) employees know that incoming Chief Executive Carl Bass has the technical chops for the job. He founded a company that was acquired by Autodesk in 1993, and he quickly became one of the company's top engineers.
Employees can also be sure he won't shy away from confrontation. Bass, 48, used to roam the Autodesk halls in Birkenstocks and shorts, criticizing the company for not moving fast enough.
That attitude led Bartz to fire him in 1995, prompting a panicked call by the head of engineering. "He said, 'You can't fire Carl,' and I said, 'Excuse me? I can do whatever the hell I want. With that attitude we don't need him here,"' Bartz recalls.

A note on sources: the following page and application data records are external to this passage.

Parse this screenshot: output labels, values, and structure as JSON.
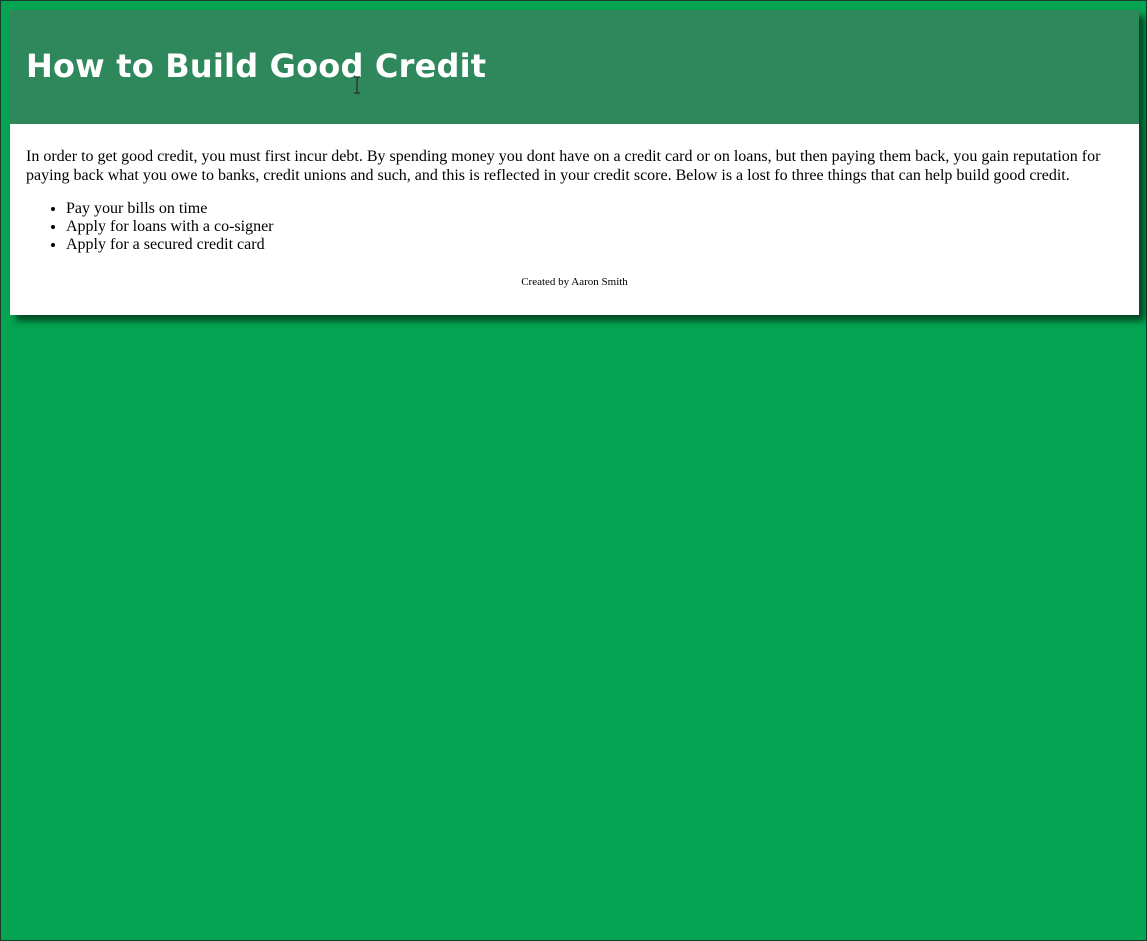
{
  "header": {
    "title": "How to Build Good Credit"
  },
  "main": {
    "intro": "In order to get good credit, you must first incur debt. By spending money you dont have on a credit card or on loans, but then paying them back, you gain reputation for paying back what you owe to banks, credit unions and such, and this is reflected in your credit score. Below is a lost fo three things that can help build good credit.",
    "tips": [
      "Pay your bills on time",
      "Apply for loans with a co-signer",
      "Apply for a secured credit card"
    ]
  },
  "footer": {
    "credit": "Created by Aaron Smith"
  },
  "colors": {
    "background": "#04a452",
    "header": "#2f885b",
    "card": "#ffffff"
  },
  "icons": {
    "cursor": "text-cursor-icon"
  }
}
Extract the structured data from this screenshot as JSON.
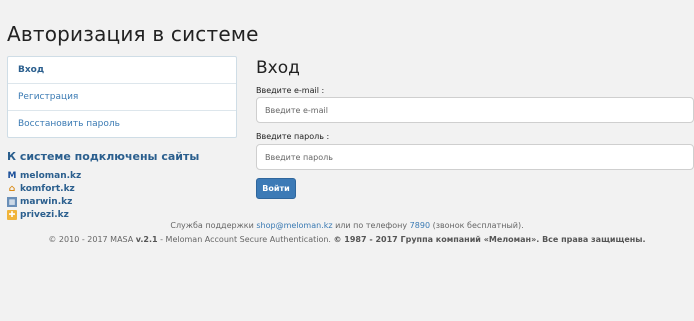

A few months later, however, Bass was back, having promised he would change his ways. "She said she was happy to have me, but I had to have a real job, because if I didn't have enough to do I'd cause too much trouble," Bass says.

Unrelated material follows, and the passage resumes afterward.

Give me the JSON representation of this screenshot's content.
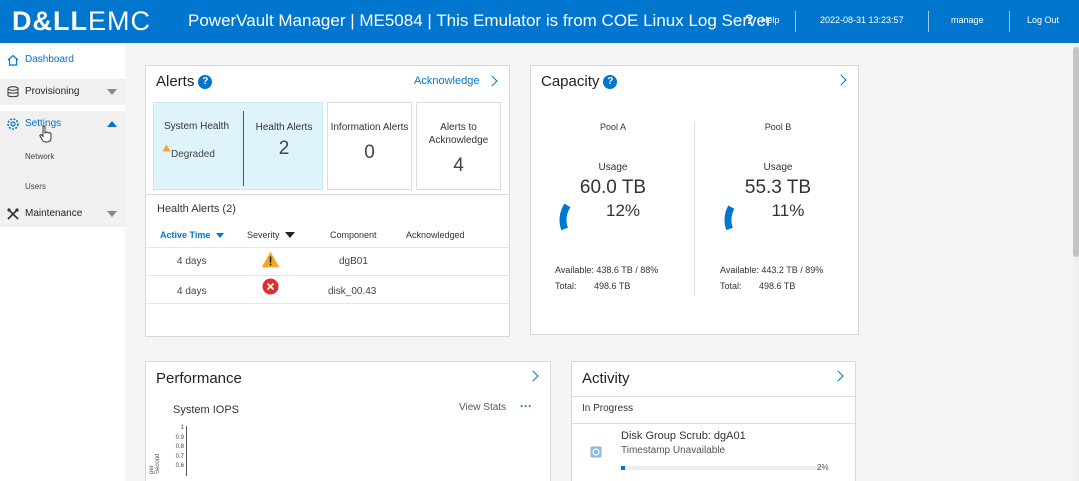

So he kept busy, and in 1997 wrote a version of the signature AutoCAD design software that helped the company bounce back after the ho-hum reception to an earlier release.
Bartz leaves Bass with a company that has solidified its position as the industry-standard design software for engineers and architects. His task is to continue Autodesk's push from the two-dimensional world of blueprints and floor plans to the 3D realm. New iterations of software allow customers to see a virtual model, rather than looking at overlapping lines on a computer and having to visualize in one's head how, say, a piece of machinery would work in three dimensions. The software cuts down on time, mistakes, and costs, say customers like William L. Harrison, manager of engineering R&D at Cincinnati-based manufacturer Planet Products Corp. He's using Autodesk's software for a $3 million project to build a machine that will sort and package White Castle hamburgers at the torrid speed of 20,000 burgers per hour. "I'll never go back to 2D," he says.
The secret to Autodesk's success isn't bleeding-edge technology -- it's bringing new software to the masses at a low price point, and bringing it to them when they're ready. So while competitors have had 3D software on the market longer than Autodesk, its products are about a tenth of the cost and are easier to use. So far, less than 15% of customers have made the upgrade to 3D, which Bass says is fine with him. He expects the migration to its 3D product to proceed at a steady pace over the next five years.
In an earlier incarnation, that pace might have frustrated Bass. But in the five years that Bartz has spent grooming him for the top job, she has helped him develop a CEO's polish as well as the discipline.
"I used to think Autodesk felt like a big company and moved slowly, and it was frustrating," he says. "But I've learned the idea of patience." By Sarah Lacy in San Mateo, Calif.